• **Task item**
The word "FLASH" occurs in some lines of the data. Return each such line.

Items listed in a dataset
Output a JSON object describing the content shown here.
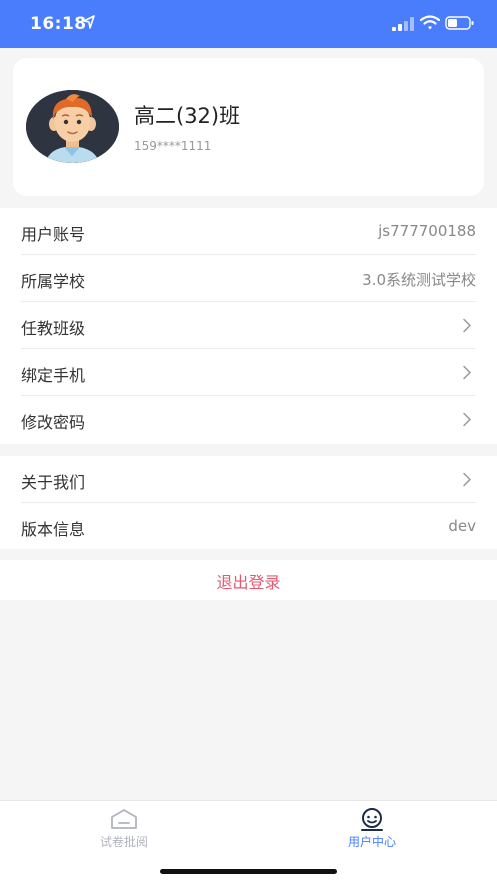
{
  "status_bar": {
    "time": "16:18",
    "bg_color": "#4a7dfc",
    "icons": [
      "location-arrow-icon",
      "signal-icon",
      "wifi-icon",
      "battery-icon"
    ]
  },
  "profile": {
    "name": "高二(32)班",
    "phone": "159****1111",
    "avatar_icon": "boy-avatar-icon"
  },
  "settings_group_1": [
    {
      "label": "用户账号",
      "value": "js777700188",
      "chevron": false
    },
    {
      "label": "所属学校",
      "value": "3.0系统测试学校",
      "chevron": false
    },
    {
      "label": "任教班级",
      "value": "",
      "chevron": true
    },
    {
      "label": "绑定手机",
      "value": "",
      "chevron": true
    },
    {
      "label": "修改密码",
      "value": "",
      "chevron": true
    }
  ],
  "settings_group_2": [
    {
      "label": "关于我们",
      "value": "",
      "chevron": true
    },
    {
      "label": "版本信息",
      "value": "dev",
      "chevron": false
    }
  ],
  "logout_label": "退出登录",
  "logout_color": "#e35a72",
  "tabbar": {
    "tabs": [
      {
        "label": "试卷批阅",
        "icon": "home-icon",
        "active": false
      },
      {
        "label": "用户中心",
        "icon": "user-icon",
        "active": true
      }
    ],
    "active_color": "#4a7dfc",
    "inactive_color": "#b0b4bc"
  }
}
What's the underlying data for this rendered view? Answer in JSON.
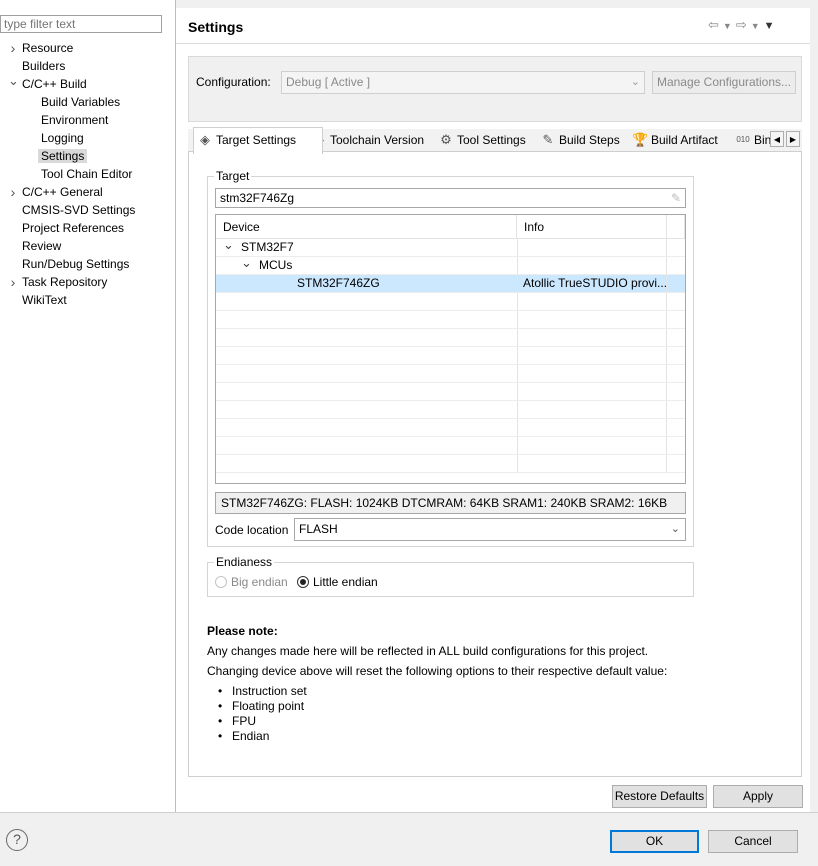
{
  "filter": {
    "placeholder": "type filter text"
  },
  "tree": [
    {
      "label": "Resource",
      "expander": ">",
      "indent": 0
    },
    {
      "label": "Builders",
      "expander": "",
      "indent": 0
    },
    {
      "label": "C/C++ Build",
      "expander": "v",
      "indent": 0
    },
    {
      "label": "Build Variables",
      "expander": "",
      "indent": 1
    },
    {
      "label": "Environment",
      "expander": "",
      "indent": 1
    },
    {
      "label": "Logging",
      "expander": "",
      "indent": 1
    },
    {
      "label": "Settings",
      "expander": "",
      "indent": 1,
      "selected": true
    },
    {
      "label": "Tool Chain Editor",
      "expander": "",
      "indent": 1
    },
    {
      "label": "C/C++ General",
      "expander": ">",
      "indent": 0
    },
    {
      "label": "CMSIS-SVD Settings",
      "expander": "",
      "indent": 0
    },
    {
      "label": "Project References",
      "expander": "",
      "indent": 0
    },
    {
      "label": "Review",
      "expander": "",
      "indent": 0
    },
    {
      "label": "Run/Debug Settings",
      "expander": "",
      "indent": 0
    },
    {
      "label": "Task Repository",
      "expander": ">",
      "indent": 0
    },
    {
      "label": "WikiText",
      "expander": "",
      "indent": 0
    }
  ],
  "page": {
    "title": "Settings"
  },
  "configuration": {
    "label": "Configuration:",
    "value": "Debug  [ Active ]",
    "manage_label": "Manage Configurations..."
  },
  "tabs": [
    {
      "label": "Target Settings",
      "icon": "target-settings-icon",
      "active": true
    },
    {
      "label": "Toolchain Version",
      "icon": "toolchain-icon"
    },
    {
      "label": "Tool Settings",
      "icon": "tool-settings-icon"
    },
    {
      "label": "Build Steps",
      "icon": "build-steps-icon"
    },
    {
      "label": "Build Artifact",
      "icon": "build-artifact-icon"
    },
    {
      "label": "Bin",
      "icon": "binary-icon"
    }
  ],
  "target": {
    "group_label": "Target",
    "search_value": "stm32F746Zg",
    "columns": [
      "Device",
      "Info"
    ],
    "rows": [
      {
        "device": "STM32F7",
        "info": "",
        "level": 0,
        "expander": "v"
      },
      {
        "device": "MCUs",
        "info": "",
        "level": 1,
        "expander": "v"
      },
      {
        "device": "STM32F746ZG",
        "info": "Atollic TrueSTUDIO provi...",
        "level": 2,
        "selected": true
      }
    ],
    "info_text": "STM32F746ZG: FLASH: 1024KB DTCMRAM: 64KB SRAM1: 240KB SRAM2: 16KB",
    "code_location_label": "Code location",
    "code_location_value": "FLASH"
  },
  "endianess": {
    "group_label": "Endianess",
    "big_label": "Big endian",
    "little_label": "Little endian",
    "selected": "little"
  },
  "note": {
    "heading": "Please note:",
    "line1": "Any changes made here will be reflected in ALL build configurations for this project.",
    "line2": "Changing device above will reset the following options to their respective default value:",
    "bullets": [
      "Instruction set",
      "Floating point",
      "FPU",
      "Endian"
    ]
  },
  "buttons": {
    "restore": "Restore Defaults",
    "apply": "Apply",
    "ok": "OK",
    "cancel": "Cancel"
  }
}
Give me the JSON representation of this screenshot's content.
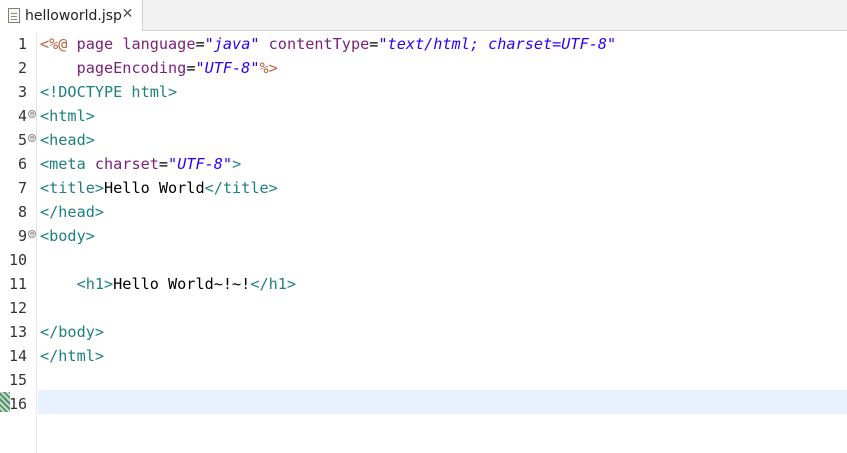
{
  "tab": {
    "title": "helloworld.jsp",
    "close": "✕"
  },
  "gutter": {
    "line_numbers": [
      "1",
      "2",
      "3",
      "4",
      "5",
      "6",
      "7",
      "8",
      "9",
      "10",
      "11",
      "12",
      "13",
      "14",
      "15",
      "16"
    ],
    "fold_marks": [
      "⊖",
      "⊖",
      "⊖"
    ]
  },
  "code": {
    "l1": {
      "open": "<%@",
      "kw": " page ",
      "a1": "language",
      "eq1": "=",
      "v1": "\"java\"",
      "sp": " ",
      "a2": "contentType",
      "eq2": "=",
      "v2": "\"text/html; charset=UTF-8\""
    },
    "l2": {
      "indent": "    ",
      "a": "pageEncoding",
      "eq": "=",
      "v": "\"UTF-8\"",
      "close": "%>"
    },
    "l3": {
      "text": "<!DOCTYPE html>"
    },
    "l4": {
      "text": "<html>"
    },
    "l5": {
      "text": "<head>"
    },
    "l6": {
      "open": "<meta ",
      "a": "charset",
      "eq": "=",
      "v": "\"UTF-8\"",
      "close": ">"
    },
    "l7": {
      "open": "<title>",
      "content": "Hello World",
      "close": "</title>"
    },
    "l8": {
      "text": "</head>"
    },
    "l9": {
      "text": "<body>"
    },
    "l10": {
      "text": ""
    },
    "l11": {
      "indent": "    ",
      "open": "<h1>",
      "content": "Hello World~!~!",
      "close": "</h1>"
    },
    "l12": {
      "text": ""
    },
    "l13": {
      "text": "</body>"
    },
    "l14": {
      "text": "</html>"
    },
    "l15": {
      "text": ""
    },
    "l16": {
      "text": ""
    }
  }
}
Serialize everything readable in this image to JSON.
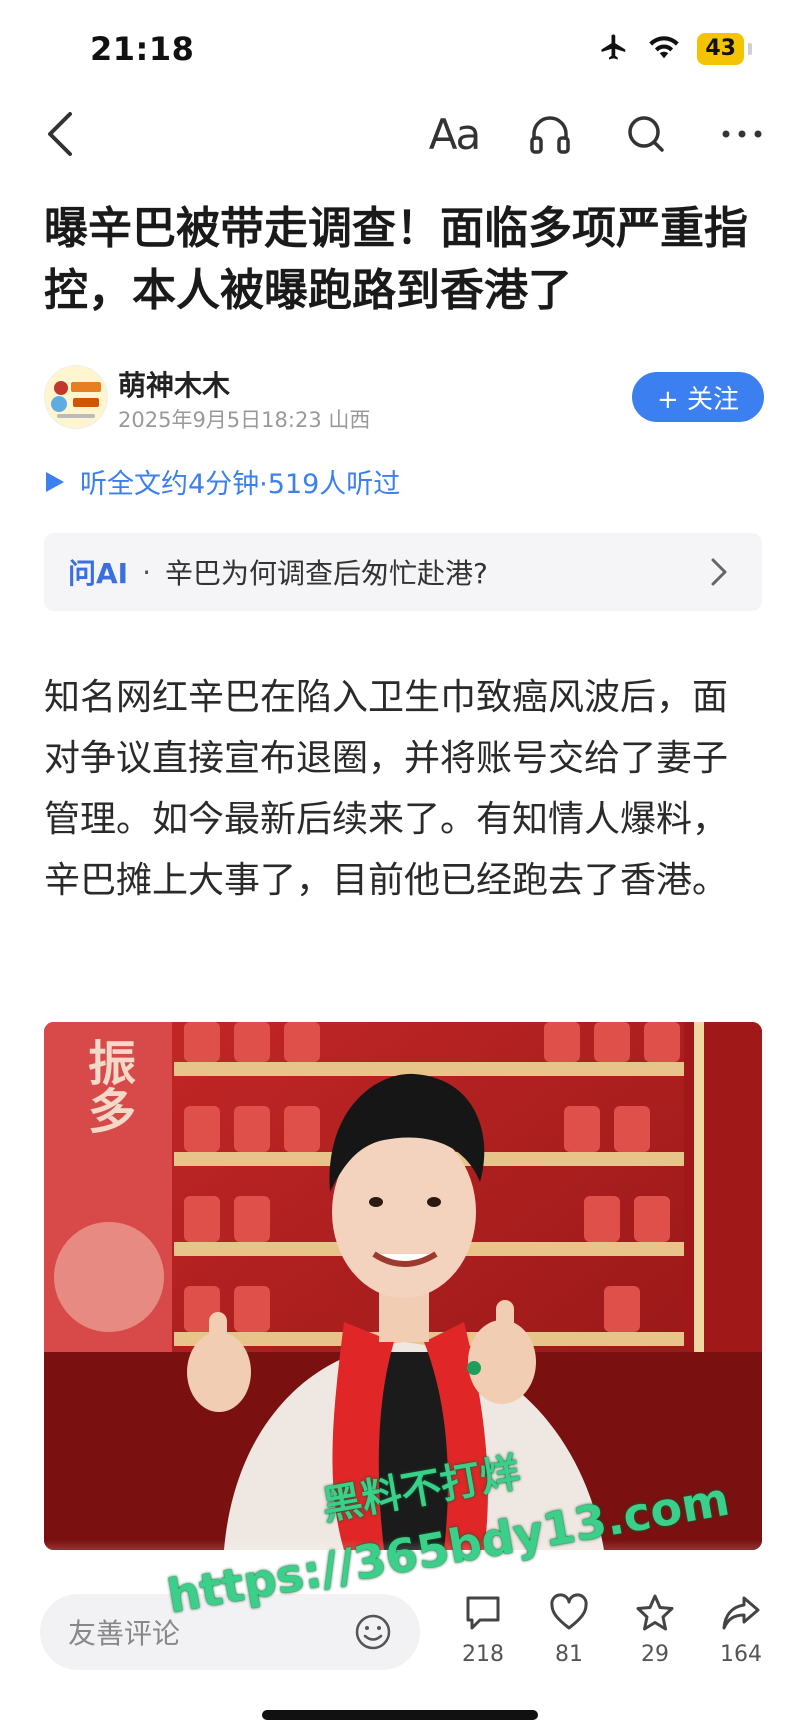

• **Your solution**
    "info_text": "STM32F746ZG: FLASH: 1024KB DTCMRAM: 64KB SRAM1: 240KB SRAM2: 16KB",
    "code_location_value": "FLASH"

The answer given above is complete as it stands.